START DATA
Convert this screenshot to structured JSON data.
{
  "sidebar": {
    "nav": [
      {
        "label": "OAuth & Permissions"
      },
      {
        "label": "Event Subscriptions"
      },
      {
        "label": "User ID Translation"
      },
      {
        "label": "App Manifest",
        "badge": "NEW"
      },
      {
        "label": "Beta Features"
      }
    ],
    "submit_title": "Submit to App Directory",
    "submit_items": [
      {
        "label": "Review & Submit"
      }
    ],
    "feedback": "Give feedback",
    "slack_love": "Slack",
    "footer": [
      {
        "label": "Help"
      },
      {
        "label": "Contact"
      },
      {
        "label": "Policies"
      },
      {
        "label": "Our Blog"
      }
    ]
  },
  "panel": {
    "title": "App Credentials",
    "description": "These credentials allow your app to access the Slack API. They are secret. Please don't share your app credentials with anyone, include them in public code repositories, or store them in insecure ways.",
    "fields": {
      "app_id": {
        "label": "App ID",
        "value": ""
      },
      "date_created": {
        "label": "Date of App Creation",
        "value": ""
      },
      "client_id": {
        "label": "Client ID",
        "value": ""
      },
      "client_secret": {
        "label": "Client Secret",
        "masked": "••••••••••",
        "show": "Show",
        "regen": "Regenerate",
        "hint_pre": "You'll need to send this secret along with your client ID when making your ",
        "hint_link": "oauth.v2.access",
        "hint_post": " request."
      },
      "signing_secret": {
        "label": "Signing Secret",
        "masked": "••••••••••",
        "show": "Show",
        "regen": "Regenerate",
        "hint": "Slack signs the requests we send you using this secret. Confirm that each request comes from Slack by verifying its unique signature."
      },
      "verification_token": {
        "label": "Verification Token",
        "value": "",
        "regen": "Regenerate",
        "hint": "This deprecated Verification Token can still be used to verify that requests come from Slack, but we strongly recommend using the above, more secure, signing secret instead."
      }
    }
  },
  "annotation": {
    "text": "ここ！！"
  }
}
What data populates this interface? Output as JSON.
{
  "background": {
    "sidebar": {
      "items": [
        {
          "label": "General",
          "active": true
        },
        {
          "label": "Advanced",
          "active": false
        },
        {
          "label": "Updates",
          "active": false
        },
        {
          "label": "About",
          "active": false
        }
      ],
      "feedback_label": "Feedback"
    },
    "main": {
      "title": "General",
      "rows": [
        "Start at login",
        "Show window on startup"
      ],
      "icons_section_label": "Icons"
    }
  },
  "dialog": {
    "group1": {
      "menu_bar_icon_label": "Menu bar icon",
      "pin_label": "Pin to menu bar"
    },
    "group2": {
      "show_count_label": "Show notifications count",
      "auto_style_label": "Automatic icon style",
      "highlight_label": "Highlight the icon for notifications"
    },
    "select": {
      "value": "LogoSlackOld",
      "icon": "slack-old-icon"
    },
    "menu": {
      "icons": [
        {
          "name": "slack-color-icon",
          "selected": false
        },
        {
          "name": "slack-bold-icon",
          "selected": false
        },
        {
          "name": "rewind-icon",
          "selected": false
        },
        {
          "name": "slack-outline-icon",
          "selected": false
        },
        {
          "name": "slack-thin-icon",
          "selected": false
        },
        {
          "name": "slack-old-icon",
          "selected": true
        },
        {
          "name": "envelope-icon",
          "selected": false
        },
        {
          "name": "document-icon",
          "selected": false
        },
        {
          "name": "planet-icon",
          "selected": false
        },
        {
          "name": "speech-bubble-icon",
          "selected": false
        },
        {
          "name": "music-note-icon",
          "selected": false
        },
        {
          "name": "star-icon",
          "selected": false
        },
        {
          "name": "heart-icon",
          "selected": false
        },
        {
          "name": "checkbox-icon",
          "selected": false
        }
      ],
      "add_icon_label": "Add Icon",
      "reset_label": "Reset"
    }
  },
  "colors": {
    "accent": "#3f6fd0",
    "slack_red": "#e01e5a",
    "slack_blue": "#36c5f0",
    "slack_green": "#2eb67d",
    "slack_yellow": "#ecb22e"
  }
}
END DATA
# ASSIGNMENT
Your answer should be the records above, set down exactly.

# ANSWER BOX
Convert this screenshot to structured JSON data.
{
  "sidebar": {
    "nav": [
      {
        "label": "OAuth & Permissions"
      },
      {
        "label": "Event Subscriptions"
      },
      {
        "label": "User ID Translation"
      },
      {
        "label": "App Manifest",
        "badge": "NEW"
      },
      {
        "label": "Beta Features"
      }
    ],
    "submit_title": "Submit to App Directory",
    "submit_items": [
      {
        "label": "Review & Submit"
      }
    ],
    "feedback": "Give feedback",
    "slack_love": "Slack",
    "footer": [
      {
        "label": "Help"
      },
      {
        "label": "Contact"
      },
      {
        "label": "Policies"
      },
      {
        "label": "Our Blog"
      }
    ]
  },
  "panel": {
    "title": "App Credentials",
    "description": "These credentials allow your app to access the Slack API. They are secret. Please don't share your app credentials with anyone, include them in public code repositories, or store them in insecure ways.",
    "fields": {
      "app_id": {
        "label": "App ID",
        "value": ""
      },
      "date_created": {
        "label": "Date of App Creation",
        "value": ""
      },
      "client_id": {
        "label": "Client ID",
        "value": ""
      },
      "client_secret": {
        "label": "Client Secret",
        "masked": "••••••••••",
        "show": "Show",
        "regen": "Regenerate",
        "hint_pre": "You'll need to send this secret along with your client ID when making your ",
        "hint_link": "oauth.v2.access",
        "hint_post": " request."
      },
      "signing_secret": {
        "label": "Signing Secret",
        "masked": "••••••••••",
        "show": "Show",
        "regen": "Regenerate",
        "hint": "Slack signs the requests we send you using this secret. Confirm that each request comes from Slack by verifying its unique signature."
      },
      "verification_token": {
        "label": "Verification Token",
        "value": "",
        "regen": "Regenerate",
        "hint": "This deprecated Verification Token can still be used to verify that requests come from Slack, but we strongly recommend using the above, more secure, signing secret instead."
      }
    }
  },
  "annotation": {
    "text": "ここ！！"
  }
}
What data populates this interface? Output as JSON.
{
  "background": {
    "sidebar": {
      "items": [
        {
          "label": "General",
          "active": true
        },
        {
          "label": "Advanced",
          "active": false
        },
        {
          "label": "Updates",
          "active": false
        },
        {
          "label": "About",
          "active": false
        }
      ],
      "feedback_label": "Feedback"
    },
    "main": {
      "title": "General",
      "rows": [
        "Start at login",
        "Show window on startup"
      ],
      "icons_section_label": "Icons"
    }
  },
  "dialog": {
    "group1": {
      "menu_bar_icon_label": "Menu bar icon",
      "pin_label": "Pin to menu bar"
    },
    "group2": {
      "show_count_label": "Show notifications count",
      "auto_style_label": "Automatic icon style",
      "highlight_label": "Highlight the icon for notifications"
    },
    "select": {
      "value": "LogoSlackOld",
      "icon": "slack-old-icon"
    },
    "menu": {
      "icons": [
        {
          "name": "slack-color-icon",
          "selected": false
        },
        {
          "name": "slack-bold-icon",
          "selected": false
        },
        {
          "name": "rewind-icon",
          "selected": false
        },
        {
          "name": "slack-outline-icon",
          "selected": false
        },
        {
          "name": "slack-thin-icon",
          "selected": false
        },
        {
          "name": "slack-old-icon",
          "selected": true
        },
        {
          "name": "envelope-icon",
          "selected": false
        },
        {
          "name": "document-icon",
          "selected": false
        },
        {
          "name": "planet-icon",
          "selected": false
        },
        {
          "name": "speech-bubble-icon",
          "selected": false
        },
        {
          "name": "music-note-icon",
          "selected": false
        },
        {
          "name": "star-icon",
          "selected": false
        },
        {
          "name": "heart-icon",
          "selected": false
        },
        {
          "name": "checkbox-icon",
          "selected": false
        }
      ],
      "add_icon_label": "Add Icon",
      "reset_label": "Reset"
    }
  },
  "colors": {
    "accent": "#3f6fd0",
    "slack_red": "#e01e5a",
    "slack_blue": "#36c5f0",
    "slack_green": "#2eb67d",
    "slack_yellow": "#ecb22e"
  }
}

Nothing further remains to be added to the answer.